There is also a lot of fun to be had with the fact that, since this is essentially a land of Lokis that we’re in, we get to see how all these different variants of the character interact with one another. You get some good moments with Richard E. Grant’s Classic Loki, and of course Alligator Loki is a star in and of itself, but then you have very funny interactions between a figure known as “President Loki” – who’s pretty prominent in the series trailers, with his “Vote for Loki” badge and ripped suit – and several other variants, and this being the traitorous character we all know by this point, there’s double-crosses aplenty across the board. When it comes to some of the more tender interactions – Loki and Sylvie continue to share impeccable chemistry with each other, as do Loki and Wilson’s good-hearted Mobius – the episode also works because you’ve spent enough time with these characters to be charmed by their charisma and screen presence that you certainly feel empathy towards their plight, and you do root for them when they embark on dangerous missions such as the one they go on here. Again, the writing is very good at giving you characters and scenarios to care about while it’s also indulging in plenty of mind-boggling sci-fi, and it makes you all the more curious as to what exactly lies in store during next week’s finale.
With one episode left to go, I’m already running out of ways to say how Loki is by far Marvel’s strongest mini-series to date. I know that I’ve said this in every episode review so far, but it really is high-level storytelling that Marvel is working with here, and succeeds where previous Marvel series didn’t quite make the landing when it comes to making each entry consistently entertaining and with barely a lull in-between, not to mention that it explores vast new corners of the Marvel Cinematic Universe without reneging on certain promises, and actually seeming to follow through on the increasingly high expectations placed upon it. That continues with this penultimate episode, and is almost certain to conclude with next week’s surprising, and hopefully satisfying, final instalment – even if there is no Alligator Loki to fall back on.
SO, TO SUM UP…
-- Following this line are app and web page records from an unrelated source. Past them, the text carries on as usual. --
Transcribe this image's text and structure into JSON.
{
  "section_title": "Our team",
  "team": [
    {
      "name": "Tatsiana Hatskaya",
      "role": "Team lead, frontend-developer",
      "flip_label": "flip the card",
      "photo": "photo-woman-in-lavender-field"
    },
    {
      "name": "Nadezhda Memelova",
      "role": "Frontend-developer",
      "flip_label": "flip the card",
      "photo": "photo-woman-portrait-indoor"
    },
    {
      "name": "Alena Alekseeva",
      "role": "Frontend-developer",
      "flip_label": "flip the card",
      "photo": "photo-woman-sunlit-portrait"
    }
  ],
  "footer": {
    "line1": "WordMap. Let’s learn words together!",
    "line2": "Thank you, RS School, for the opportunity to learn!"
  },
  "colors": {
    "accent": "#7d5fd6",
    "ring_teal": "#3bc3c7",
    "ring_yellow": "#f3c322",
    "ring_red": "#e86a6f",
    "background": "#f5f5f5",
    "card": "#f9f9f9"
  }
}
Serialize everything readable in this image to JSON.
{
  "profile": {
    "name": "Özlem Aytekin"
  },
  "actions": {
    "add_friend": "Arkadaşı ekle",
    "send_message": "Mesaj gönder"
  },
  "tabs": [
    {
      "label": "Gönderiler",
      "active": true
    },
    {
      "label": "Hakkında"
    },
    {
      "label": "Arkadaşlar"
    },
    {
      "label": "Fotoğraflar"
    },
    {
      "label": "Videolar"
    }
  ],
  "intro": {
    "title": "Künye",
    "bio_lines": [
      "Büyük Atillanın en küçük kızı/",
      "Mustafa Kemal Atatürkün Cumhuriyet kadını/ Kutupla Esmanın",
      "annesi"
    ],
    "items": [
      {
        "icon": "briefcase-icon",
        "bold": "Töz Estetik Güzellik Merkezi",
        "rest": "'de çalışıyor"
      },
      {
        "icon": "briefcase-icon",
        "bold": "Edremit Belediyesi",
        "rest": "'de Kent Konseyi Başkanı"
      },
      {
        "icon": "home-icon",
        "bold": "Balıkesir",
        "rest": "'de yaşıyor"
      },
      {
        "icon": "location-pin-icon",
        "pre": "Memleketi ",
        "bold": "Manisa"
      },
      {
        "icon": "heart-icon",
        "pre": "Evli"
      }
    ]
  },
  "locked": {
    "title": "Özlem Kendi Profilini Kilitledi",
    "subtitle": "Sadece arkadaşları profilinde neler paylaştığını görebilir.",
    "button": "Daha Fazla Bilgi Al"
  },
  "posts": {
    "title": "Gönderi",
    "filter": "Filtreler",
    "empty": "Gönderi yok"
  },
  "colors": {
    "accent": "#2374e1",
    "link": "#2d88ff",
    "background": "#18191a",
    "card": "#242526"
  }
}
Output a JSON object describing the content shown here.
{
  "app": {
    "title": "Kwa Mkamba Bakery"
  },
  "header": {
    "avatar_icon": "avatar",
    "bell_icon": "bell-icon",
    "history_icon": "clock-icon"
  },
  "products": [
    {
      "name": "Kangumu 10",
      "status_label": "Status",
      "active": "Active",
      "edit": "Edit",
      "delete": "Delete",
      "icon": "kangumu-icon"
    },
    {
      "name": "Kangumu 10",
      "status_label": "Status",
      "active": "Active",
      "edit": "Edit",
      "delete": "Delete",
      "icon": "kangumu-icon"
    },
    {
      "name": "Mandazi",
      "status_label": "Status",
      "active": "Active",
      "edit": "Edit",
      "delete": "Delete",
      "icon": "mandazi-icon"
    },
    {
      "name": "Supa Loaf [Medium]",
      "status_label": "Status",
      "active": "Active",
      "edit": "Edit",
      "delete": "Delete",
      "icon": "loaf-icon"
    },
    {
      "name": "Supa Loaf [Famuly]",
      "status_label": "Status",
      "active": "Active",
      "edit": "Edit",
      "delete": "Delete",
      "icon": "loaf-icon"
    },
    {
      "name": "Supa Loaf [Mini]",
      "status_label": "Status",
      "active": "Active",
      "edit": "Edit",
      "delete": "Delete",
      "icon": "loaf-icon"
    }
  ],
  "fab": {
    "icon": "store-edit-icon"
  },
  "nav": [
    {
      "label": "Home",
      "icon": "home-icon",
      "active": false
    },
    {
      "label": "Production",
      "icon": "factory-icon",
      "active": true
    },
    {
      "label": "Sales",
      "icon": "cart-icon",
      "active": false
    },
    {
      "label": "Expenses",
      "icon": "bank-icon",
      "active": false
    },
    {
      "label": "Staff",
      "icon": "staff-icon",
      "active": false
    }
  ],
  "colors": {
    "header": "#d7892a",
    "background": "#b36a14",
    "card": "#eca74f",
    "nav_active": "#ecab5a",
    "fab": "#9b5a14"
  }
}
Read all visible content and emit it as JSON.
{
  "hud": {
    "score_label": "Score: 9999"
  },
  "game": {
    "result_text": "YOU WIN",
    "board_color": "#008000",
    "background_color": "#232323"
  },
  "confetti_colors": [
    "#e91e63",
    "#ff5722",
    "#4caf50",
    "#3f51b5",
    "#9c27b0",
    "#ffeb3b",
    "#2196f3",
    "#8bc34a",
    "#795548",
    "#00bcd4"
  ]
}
Loki: Episode 5 – Journey Into Mystery is a gorgeous and rather epic-feeling penultimate episode that has fun with its fantastical setting as well as the numerous Loki variants interacting with each other (Alligator Loki, of course, being a major highlight), setting itself up nicely for what is certain to be a thrilling and satisfying conclusion to the series.